You have such a great way with words and images.

nouvelles couleurs - vienna atelier said...

oh my god, remeind me to remember the Nazi concentration camps... a moltidude of empy hands...

William Michaelian said...

Well, Katie, hooray if that’s a good thing, and if it isn’t, then I’m willing to accept the blame.

Thanks, Gray. But it’s probably the words and images that have a way with me.

Laura, that’s a terrifying, yet appropriate way to read this poem. Not the only way, but it’s one of many things that passed through my mind when I was writing it.

Anthony Duce said...

A very good observation. I have thought of leaves as hands before. I should of known you would be the one to put the idea into words, and so well.

Two Tigers said...

I guess this poem fits those lines of mine you liked about the bonsai - a pure truth wise and expansive, in a perfect small package! You said that words have a way with you.
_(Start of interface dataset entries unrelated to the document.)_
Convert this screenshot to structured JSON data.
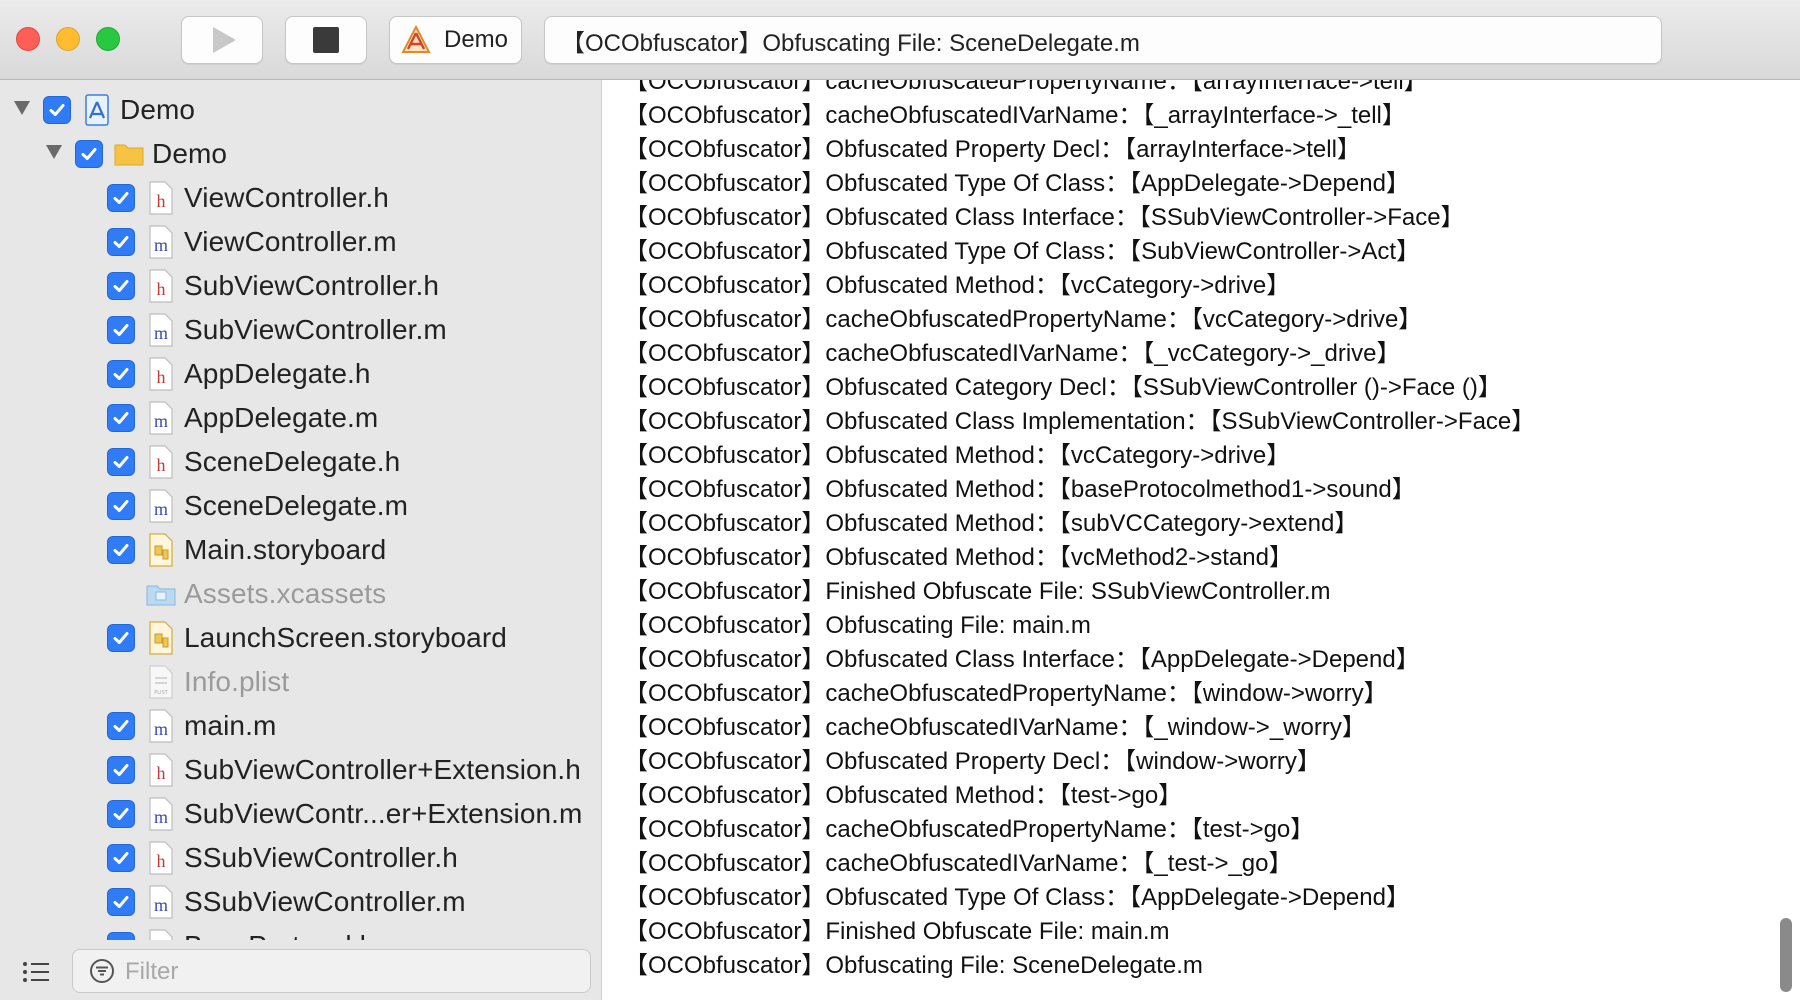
{
  "toolbar": {
    "scheme_label": "Demo",
    "status_text": "【OCObfuscator】Obfuscating File: SceneDelegate.m"
  },
  "sidebar": {
    "items": [
      {
        "label": "Demo",
        "level": 0,
        "type": "project",
        "checked": true,
        "disclosure": true,
        "dim": false
      },
      {
        "label": "Demo",
        "level": 1,
        "type": "folder",
        "checked": true,
        "disclosure": true,
        "dim": false
      },
      {
        "label": "ViewController.h",
        "level": 2,
        "type": "h",
        "checked": true,
        "disclosure": false,
        "dim": false
      },
      {
        "label": "ViewController.m",
        "level": 2,
        "type": "m",
        "checked": true,
        "disclosure": false,
        "dim": false
      },
      {
        "label": "SubViewController.h",
        "level": 2,
        "type": "h",
        "checked": true,
        "disclosure": false,
        "dim": false
      },
      {
        "label": "SubViewController.m",
        "level": 2,
        "type": "m",
        "checked": true,
        "disclosure": false,
        "dim": false
      },
      {
        "label": "AppDelegate.h",
        "level": 2,
        "type": "h",
        "checked": true,
        "disclosure": false,
        "dim": false
      },
      {
        "label": "AppDelegate.m",
        "level": 2,
        "type": "m",
        "checked": true,
        "disclosure": false,
        "dim": false
      },
      {
        "label": "SceneDelegate.h",
        "level": 2,
        "type": "h",
        "checked": true,
        "disclosure": false,
        "dim": false
      },
      {
        "label": "SceneDelegate.m",
        "level": 2,
        "type": "m",
        "checked": true,
        "disclosure": false,
        "dim": false
      },
      {
        "label": "Main.storyboard",
        "level": 2,
        "type": "storyboard",
        "checked": true,
        "disclosure": false,
        "dim": false
      },
      {
        "label": "Assets.xcassets",
        "level": 2,
        "type": "assets",
        "checked": false,
        "disclosure": false,
        "dim": true
      },
      {
        "label": "LaunchScreen.storyboard",
        "level": 2,
        "type": "storyboard",
        "checked": true,
        "disclosure": false,
        "dim": false
      },
      {
        "label": "Info.plist",
        "level": 2,
        "type": "plist",
        "checked": false,
        "disclosure": false,
        "dim": true
      },
      {
        "label": "main.m",
        "level": 2,
        "type": "m",
        "checked": true,
        "disclosure": false,
        "dim": false
      },
      {
        "label": "SubViewController+Extension.h",
        "level": 2,
        "type": "h",
        "checked": true,
        "disclosure": false,
        "dim": false
      },
      {
        "label": "SubViewContr...er+Extension.m",
        "level": 2,
        "type": "m",
        "checked": true,
        "disclosure": false,
        "dim": false
      },
      {
        "label": "SSubViewController.h",
        "level": 2,
        "type": "h",
        "checked": true,
        "disclosure": false,
        "dim": false
      },
      {
        "label": "SSubViewController.m",
        "level": 2,
        "type": "m",
        "checked": true,
        "disclosure": false,
        "dim": false
      },
      {
        "label": "BaseProtocol.h",
        "level": 2,
        "type": "h",
        "checked": true,
        "disclosure": false,
        "dim": false
      }
    ],
    "filter_placeholder": "Filter"
  },
  "log": {
    "lines": [
      "【OCObfuscator】cacheObfuscatedPropertyName：【arrayInterface->tell】",
      "【OCObfuscator】cacheObfuscatedIVarName：【_arrayInterface->_tell】",
      "【OCObfuscator】Obfuscated Property Decl：【arrayInterface->tell】",
      "【OCObfuscator】Obfuscated Type Of Class：【AppDelegate->Depend】",
      "【OCObfuscator】Obfuscated Class Interface：【SSubViewController->Face】",
      "【OCObfuscator】Obfuscated Type Of Class：【SubViewController->Act】",
      "【OCObfuscator】Obfuscated Method：【vcCategory->drive】",
      "【OCObfuscator】cacheObfuscatedPropertyName：【vcCategory->drive】",
      "【OCObfuscator】cacheObfuscatedIVarName：【_vcCategory->_drive】",
      "【OCObfuscator】Obfuscated Category Decl：【SSubViewController ()->Face ()】",
      "【OCObfuscator】Obfuscated Class Implementation：【SSubViewController->Face】",
      "【OCObfuscator】Obfuscated Method：【vcCategory->drive】",
      "【OCObfuscator】Obfuscated Method：【baseProtocolmethod1->sound】",
      "【OCObfuscator】Obfuscated Method：【subVCCategory->extend】",
      "【OCObfuscator】Obfuscated Method：【vcMethod2->stand】",
      "【OCObfuscator】Finished Obfuscate File: SSubViewController.m",
      "【OCObfuscator】Obfuscating File: main.m",
      "【OCObfuscator】Obfuscated Class Interface：【AppDelegate->Depend】",
      "【OCObfuscator】cacheObfuscatedPropertyName：【window->worry】",
      "【OCObfuscator】cacheObfuscatedIVarName：【_window->_worry】",
      "【OCObfuscator】Obfuscated Property Decl：【window->worry】",
      "【OCObfuscator】Obfuscated Method：【test->go】",
      "【OCObfuscator】cacheObfuscatedPropertyName：【test->go】",
      "【OCObfuscator】cacheObfuscatedIVarName：【_test->_go】",
      "【OCObfuscator】Obfuscated Type Of Class：【AppDelegate->Depend】",
      "【OCObfuscator】Finished Obfuscate File: main.m",
      "【OCObfuscator】Obfuscating File: SceneDelegate.m"
    ]
  },
  "colors": {
    "checkbox": "#2f7cf6",
    "folder": "#f6c444",
    "traffic_close": "#fd5f57",
    "traffic_min": "#febc2e",
    "traffic_max": "#28c840"
  }
}
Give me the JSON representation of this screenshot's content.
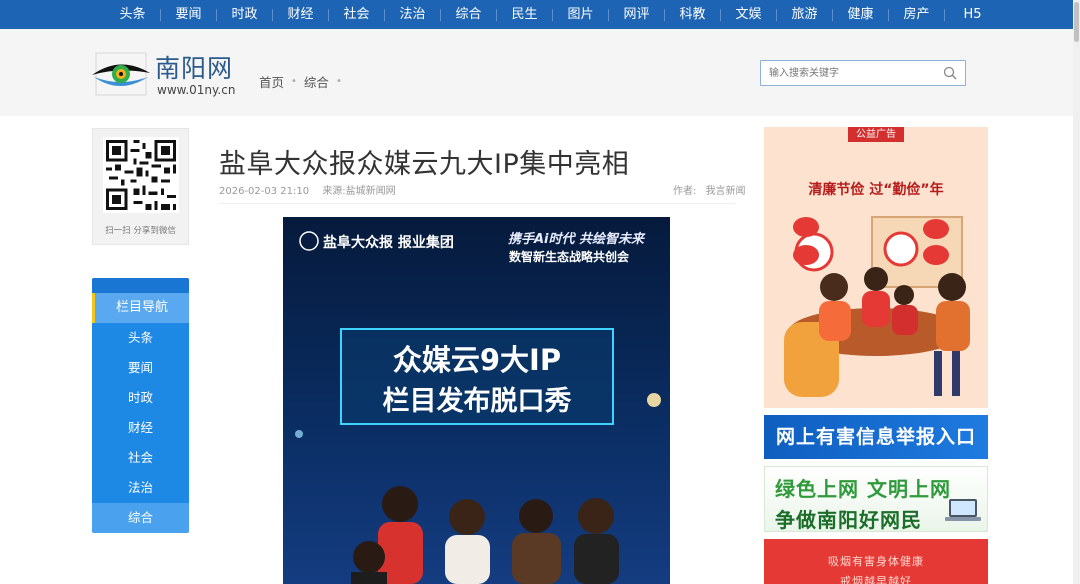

Reminds me of a favorite quote I can't seem to Google-hunt down, probably by some old Euro responsible for several lovely heavy dusty tomes the likes of which people no longer read, that goes something like "don't say that I write - say rather that I am written."

Jean Spitzer said...

Terrific image.

William Michaelian said...

Thanks, Anthony. And I’ll leave the actual painting of them up to you....

Well, Gabriella, if you ever do find it, let me know. And I have to laugh, because I’m reading Proust at the moment, and I expect the moment to last into the coming year.

I’m glad you like the poem. By the looks of it, I’d say the wind is blowing directly from east to west — unless you think it was trained that way....

Thanks, Jean.

Two Tigers said...

Proust! Lucky you! If this is your first time with him, oh the envy. He occupies about one third of one of my bookshelves. I dedicated an entire summer (whilst an unemployed twentysomething) to conquering Remembrance of Things Past. At first, the "moment" felt like it would last into my thirties, but sadly, the last few hundred pages went all too quickly...bonne chance!

William Michaelian said...

First time, and I’ve read almost 700 pages of the 2,265 so far. My son is also reading it. We started on the first day of August. But I usually have two or three books going at a time, so this really could last until the arrival of my second childhood. Make that third.

Two Tigers said...

Well, they do say that third childhood is the new second childhood, so now you have even more to look forward to!

Ruth said...

Remarkable, and memorable. And with such a small amount of space. Bravo.

William Michaelian said...

Right, Gabriella. I just hope I’m childish enough to recognize it.

Ruth, thanks very much.